* Problem to work on: Print back each record unchanged, without pictures.

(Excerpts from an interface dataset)
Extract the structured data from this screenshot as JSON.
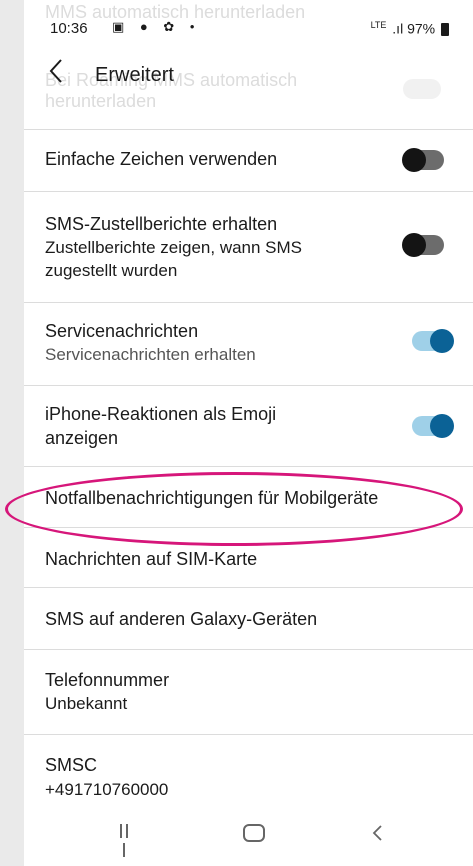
{
  "status_bar": {
    "time": "10:36",
    "icons": "▣ ● ✿ •",
    "network": "LTE",
    "signal": ".ıl",
    "battery": "97%"
  },
  "ghost_rows": {
    "line1": "MMS automatisch herunterladen",
    "line2": "Bei Roaming MMS automatisch",
    "line3": "herunterladen"
  },
  "header": {
    "back_icon": "chevron-left-icon",
    "title": "Erweitert"
  },
  "settings": [
    {
      "primary": "Einfache Zeichen verwenden",
      "toggle": "off"
    },
    {
      "primary": "SMS-Zustellberichte erhalten",
      "secondary_1": "Zustellberichte zeigen, wann SMS",
      "secondary_2": "zugestellt wurden",
      "toggle": "off"
    },
    {
      "primary": "Servicenachrichten",
      "secondary": "Servicenachrichten erhalten",
      "toggle": "on"
    },
    {
      "primary_1": "iPhone-Reaktionen als Emoji",
      "primary_2": "anzeigen",
      "toggle": "on"
    },
    {
      "primary": "Notfallbenachrichtigungen für Mobilgeräte"
    },
    {
      "primary": "Nachrichten auf SIM-Karte"
    },
    {
      "primary": "SMS auf anderen Galaxy-Geräten"
    },
    {
      "primary": "Telefonnummer",
      "secondary": "Unbekannt"
    },
    {
      "primary": "SMSC",
      "secondary": "+491710760000"
    }
  ],
  "colors": {
    "toggle_on_track": "#9fd0e8",
    "toggle_on_knob": "#0b6296",
    "toggle_off_track": "#6c6c6c",
    "toggle_off_knob": "#141414",
    "highlight": "#d6167a"
  },
  "navbar": {
    "recents_icon": "recents-icon",
    "home_icon": "home-icon",
    "back_icon": "back-nav-icon"
  }
}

* Completed task:
Extract the structured data from this screenshot as JSON.
{
  "status_bar": {
    "time": "10:36",
    "icons": "▣ ● ✿ •",
    "network": "LTE",
    "signal": ".ıl",
    "battery": "97%"
  },
  "ghost_rows": {
    "line1": "MMS automatisch herunterladen",
    "line2": "Bei Roaming MMS automatisch",
    "line3": "herunterladen"
  },
  "header": {
    "back_icon": "chevron-left-icon",
    "title": "Erweitert"
  },
  "settings": [
    {
      "primary": "Einfache Zeichen verwenden",
      "toggle": "off"
    },
    {
      "primary": "SMS-Zustellberichte erhalten",
      "secondary_1": "Zustellberichte zeigen, wann SMS",
      "secondary_2": "zugestellt wurden",
      "toggle": "off"
    },
    {
      "primary": "Servicenachrichten",
      "secondary": "Servicenachrichten erhalten",
      "toggle": "on"
    },
    {
      "primary_1": "iPhone-Reaktionen als Emoji",
      "primary_2": "anzeigen",
      "toggle": "on"
    },
    {
      "primary": "Notfallbenachrichtigungen für Mobilgeräte"
    },
    {
      "primary": "Nachrichten auf SIM-Karte"
    },
    {
      "primary": "SMS auf anderen Galaxy-Geräten"
    },
    {
      "primary": "Telefonnummer",
      "secondary": "Unbekannt"
    },
    {
      "primary": "SMSC",
      "secondary": "+491710760000"
    }
  ],
  "colors": {
    "toggle_on_track": "#9fd0e8",
    "toggle_on_knob": "#0b6296",
    "toggle_off_track": "#6c6c6c",
    "toggle_off_knob": "#141414",
    "highlight": "#d6167a"
  },
  "navbar": {
    "recents_icon": "recents-icon",
    "home_icon": "home-icon",
    "back_icon": "back-nav-icon"
  }
}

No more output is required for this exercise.